__THE DATA__
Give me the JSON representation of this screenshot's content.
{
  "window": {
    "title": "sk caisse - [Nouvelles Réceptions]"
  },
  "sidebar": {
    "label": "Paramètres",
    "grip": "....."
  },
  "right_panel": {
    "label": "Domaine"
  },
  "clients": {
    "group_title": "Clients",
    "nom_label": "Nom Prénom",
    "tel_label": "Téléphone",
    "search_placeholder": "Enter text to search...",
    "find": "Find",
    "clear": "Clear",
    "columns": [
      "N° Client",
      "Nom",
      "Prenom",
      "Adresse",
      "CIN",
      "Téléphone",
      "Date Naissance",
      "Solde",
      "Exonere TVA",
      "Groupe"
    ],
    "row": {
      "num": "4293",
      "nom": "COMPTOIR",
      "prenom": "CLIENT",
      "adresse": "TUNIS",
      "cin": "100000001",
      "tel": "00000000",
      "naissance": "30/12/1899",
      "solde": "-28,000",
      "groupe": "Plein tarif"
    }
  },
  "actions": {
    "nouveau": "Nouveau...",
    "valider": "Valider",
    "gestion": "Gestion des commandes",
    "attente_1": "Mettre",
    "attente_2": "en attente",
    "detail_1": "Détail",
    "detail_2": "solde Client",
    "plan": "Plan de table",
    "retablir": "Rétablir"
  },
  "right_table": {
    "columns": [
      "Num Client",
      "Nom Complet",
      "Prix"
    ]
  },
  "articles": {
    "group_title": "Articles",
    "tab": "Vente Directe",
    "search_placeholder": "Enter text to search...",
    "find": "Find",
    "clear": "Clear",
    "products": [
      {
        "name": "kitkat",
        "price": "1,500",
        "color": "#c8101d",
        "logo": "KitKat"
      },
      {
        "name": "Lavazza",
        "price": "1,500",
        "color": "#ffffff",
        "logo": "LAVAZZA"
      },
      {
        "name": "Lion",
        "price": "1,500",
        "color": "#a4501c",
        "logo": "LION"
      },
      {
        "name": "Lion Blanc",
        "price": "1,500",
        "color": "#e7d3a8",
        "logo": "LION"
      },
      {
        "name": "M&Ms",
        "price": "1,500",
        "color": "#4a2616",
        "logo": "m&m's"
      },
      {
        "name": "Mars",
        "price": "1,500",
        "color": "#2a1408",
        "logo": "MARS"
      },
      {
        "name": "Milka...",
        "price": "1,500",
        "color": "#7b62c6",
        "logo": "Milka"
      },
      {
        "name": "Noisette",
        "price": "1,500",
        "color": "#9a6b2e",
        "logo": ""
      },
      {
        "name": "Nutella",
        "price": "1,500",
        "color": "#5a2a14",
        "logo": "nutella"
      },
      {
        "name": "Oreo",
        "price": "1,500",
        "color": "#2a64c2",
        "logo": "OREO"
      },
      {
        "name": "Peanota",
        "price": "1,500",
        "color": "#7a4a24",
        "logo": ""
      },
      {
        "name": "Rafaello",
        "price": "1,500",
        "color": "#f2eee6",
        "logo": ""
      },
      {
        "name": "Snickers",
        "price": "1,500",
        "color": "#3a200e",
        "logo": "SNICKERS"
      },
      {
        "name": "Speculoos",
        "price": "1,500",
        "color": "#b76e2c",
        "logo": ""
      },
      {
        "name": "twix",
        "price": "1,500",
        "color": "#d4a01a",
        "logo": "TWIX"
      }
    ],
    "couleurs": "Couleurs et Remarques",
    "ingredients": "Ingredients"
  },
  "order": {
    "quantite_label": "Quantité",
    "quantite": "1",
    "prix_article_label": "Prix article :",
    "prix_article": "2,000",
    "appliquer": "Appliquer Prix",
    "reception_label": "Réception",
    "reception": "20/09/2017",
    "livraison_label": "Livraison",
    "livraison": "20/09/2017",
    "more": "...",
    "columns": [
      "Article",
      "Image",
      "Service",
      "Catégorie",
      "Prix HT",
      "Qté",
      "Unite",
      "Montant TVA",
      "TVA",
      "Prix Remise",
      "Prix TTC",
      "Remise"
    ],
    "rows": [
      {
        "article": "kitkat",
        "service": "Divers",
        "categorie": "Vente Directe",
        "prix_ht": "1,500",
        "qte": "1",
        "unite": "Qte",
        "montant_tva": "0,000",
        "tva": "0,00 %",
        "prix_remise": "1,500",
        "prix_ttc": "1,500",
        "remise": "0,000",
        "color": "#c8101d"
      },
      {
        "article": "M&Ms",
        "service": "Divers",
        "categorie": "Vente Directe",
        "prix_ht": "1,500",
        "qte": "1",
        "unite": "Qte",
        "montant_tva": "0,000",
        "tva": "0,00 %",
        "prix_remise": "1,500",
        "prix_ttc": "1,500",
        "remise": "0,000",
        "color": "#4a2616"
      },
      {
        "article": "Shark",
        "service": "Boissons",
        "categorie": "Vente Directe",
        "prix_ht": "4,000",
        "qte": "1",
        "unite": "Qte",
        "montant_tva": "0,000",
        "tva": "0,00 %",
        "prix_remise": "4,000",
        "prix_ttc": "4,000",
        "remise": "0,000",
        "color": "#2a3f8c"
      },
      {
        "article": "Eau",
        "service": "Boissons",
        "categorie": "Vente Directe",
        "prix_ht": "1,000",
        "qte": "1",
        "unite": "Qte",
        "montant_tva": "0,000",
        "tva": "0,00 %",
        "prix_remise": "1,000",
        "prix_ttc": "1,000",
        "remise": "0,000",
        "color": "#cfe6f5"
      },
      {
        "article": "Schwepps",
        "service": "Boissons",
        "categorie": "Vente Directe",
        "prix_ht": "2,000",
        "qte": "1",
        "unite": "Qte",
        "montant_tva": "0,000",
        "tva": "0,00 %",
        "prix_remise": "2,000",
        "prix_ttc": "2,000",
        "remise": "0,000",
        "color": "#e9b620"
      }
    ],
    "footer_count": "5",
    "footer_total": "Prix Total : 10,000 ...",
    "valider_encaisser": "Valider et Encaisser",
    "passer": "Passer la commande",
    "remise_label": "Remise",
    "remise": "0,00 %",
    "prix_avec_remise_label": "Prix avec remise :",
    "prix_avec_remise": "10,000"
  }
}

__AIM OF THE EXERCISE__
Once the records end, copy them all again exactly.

__FINISHED TASK__
Give me the JSON representation of this screenshot's content.
{
  "window": {
    "title": "sk caisse - [Nouvelles Réceptions]"
  },
  "sidebar": {
    "label": "Paramètres",
    "grip": "....."
  },
  "right_panel": {
    "label": "Domaine"
  },
  "clients": {
    "group_title": "Clients",
    "nom_label": "Nom Prénom",
    "tel_label": "Téléphone",
    "search_placeholder": "Enter text to search...",
    "find": "Find",
    "clear": "Clear",
    "columns": [
      "N° Client",
      "Nom",
      "Prenom",
      "Adresse",
      "CIN",
      "Téléphone",
      "Date Naissance",
      "Solde",
      "Exonere TVA",
      "Groupe"
    ],
    "row": {
      "num": "4293",
      "nom": "COMPTOIR",
      "prenom": "CLIENT",
      "adresse": "TUNIS",
      "cin": "100000001",
      "tel": "00000000",
      "naissance": "30/12/1899",
      "solde": "-28,000",
      "groupe": "Plein tarif"
    }
  },
  "actions": {
    "nouveau": "Nouveau...",
    "valider": "Valider",
    "gestion": "Gestion des commandes",
    "attente_1": "Mettre",
    "attente_2": "en attente",
    "detail_1": "Détail",
    "detail_2": "solde Client",
    "plan": "Plan de table",
    "retablir": "Rétablir"
  },
  "right_table": {
    "columns": [
      "Num Client",
      "Nom Complet",
      "Prix"
    ]
  },
  "articles": {
    "group_title": "Articles",
    "tab": "Vente Directe",
    "search_placeholder": "Enter text to search...",
    "find": "Find",
    "clear": "Clear",
    "products": [
      {
        "name": "kitkat",
        "price": "1,500",
        "color": "#c8101d",
        "logo": "KitKat"
      },
      {
        "name": "Lavazza",
        "price": "1,500",
        "color": "#ffffff",
        "logo": "LAVAZZA"
      },
      {
        "name": "Lion",
        "price": "1,500",
        "color": "#a4501c",
        "logo": "LION"
      },
      {
        "name": "Lion Blanc",
        "price": "1,500",
        "color": "#e7d3a8",
        "logo": "LION"
      },
      {
        "name": "M&Ms",
        "price": "1,500",
        "color": "#4a2616",
        "logo": "m&m's"
      },
      {
        "name": "Mars",
        "price": "1,500",
        "color": "#2a1408",
        "logo": "MARS"
      },
      {
        "name": "Milka...",
        "price": "1,500",
        "color": "#7b62c6",
        "logo": "Milka"
      },
      {
        "name": "Noisette",
        "price": "1,500",
        "color": "#9a6b2e",
        "logo": ""
      },
      {
        "name": "Nutella",
        "price": "1,500",
        "color": "#5a2a14",
        "logo": "nutella"
      },
      {
        "name": "Oreo",
        "price": "1,500",
        "color": "#2a64c2",
        "logo": "OREO"
      },
      {
        "name": "Peanota",
        "price": "1,500",
        "color": "#7a4a24",
        "logo": ""
      },
      {
        "name": "Rafaello",
        "price": "1,500",
        "color": "#f2eee6",
        "logo": ""
      },
      {
        "name": "Snickers",
        "price": "1,500",
        "color": "#3a200e",
        "logo": "SNICKERS"
      },
      {
        "name": "Speculoos",
        "price": "1,500",
        "color": "#b76e2c",
        "logo": ""
      },
      {
        "name": "twix",
        "price": "1,500",
        "color": "#d4a01a",
        "logo": "TWIX"
      }
    ],
    "couleurs": "Couleurs et Remarques",
    "ingredients": "Ingredients"
  },
  "order": {
    "quantite_label": "Quantité",
    "quantite": "1",
    "prix_article_label": "Prix article :",
    "prix_article": "2,000",
    "appliquer": "Appliquer Prix",
    "reception_label": "Réception",
    "reception": "20/09/2017",
    "livraison_label": "Livraison",
    "livraison": "20/09/2017",
    "more": "...",
    "columns": [
      "Article",
      "Image",
      "Service",
      "Catégorie",
      "Prix HT",
      "Qté",
      "Unite",
      "Montant TVA",
      "TVA",
      "Prix Remise",
      "Prix TTC",
      "Remise"
    ],
    "rows": [
      {
        "article": "kitkat",
        "service": "Divers",
        "categorie": "Vente Directe",
        "prix_ht": "1,500",
        "qte": "1",
        "unite": "Qte",
        "montant_tva": "0,000",
        "tva": "0,00 %",
        "prix_remise": "1,500",
        "prix_ttc": "1,500",
        "remise": "0,000",
        "color": "#c8101d"
      },
      {
        "article": "M&Ms",
        "service": "Divers",
        "categorie": "Vente Directe",
        "prix_ht": "1,500",
        "qte": "1",
        "unite": "Qte",
        "montant_tva": "0,000",
        "tva": "0,00 %",
        "prix_remise": "1,500",
        "prix_ttc": "1,500",
        "remise": "0,000",
        "color": "#4a2616"
      },
      {
        "article": "Shark",
        "service": "Boissons",
        "categorie": "Vente Directe",
        "prix_ht": "4,000",
        "qte": "1",
        "unite": "Qte",
        "montant_tva": "0,000",
        "tva": "0,00 %",
        "prix_remise": "4,000",
        "prix_ttc": "4,000",
        "remise": "0,000",
        "color": "#2a3f8c"
      },
      {
        "article": "Eau",
        "service": "Boissons",
        "categorie": "Vente Directe",
        "prix_ht": "1,000",
        "qte": "1",
        "unite": "Qte",
        "montant_tva": "0,000",
        "tva": "0,00 %",
        "prix_remise": "1,000",
        "prix_ttc": "1,000",
        "remise": "0,000",
        "color": "#cfe6f5"
      },
      {
        "article": "Schwepps",
        "service": "Boissons",
        "categorie": "Vente Directe",
        "prix_ht": "2,000",
        "qte": "1",
        "unite": "Qte",
        "montant_tva": "0,000",
        "tva": "0,00 %",
        "prix_remise": "2,000",
        "prix_ttc": "2,000",
        "remise": "0,000",
        "color": "#e9b620"
      }
    ],
    "footer_count": "5",
    "footer_total": "Prix Total : 10,000 ...",
    "valider_encaisser": "Valider et Encaisser",
    "passer": "Passer la commande",
    "remise_label": "Remise",
    "remise": "0,00 %",
    "prix_avec_remise_label": "Prix avec remise :",
    "prix_avec_remise": "10,000"
  }
}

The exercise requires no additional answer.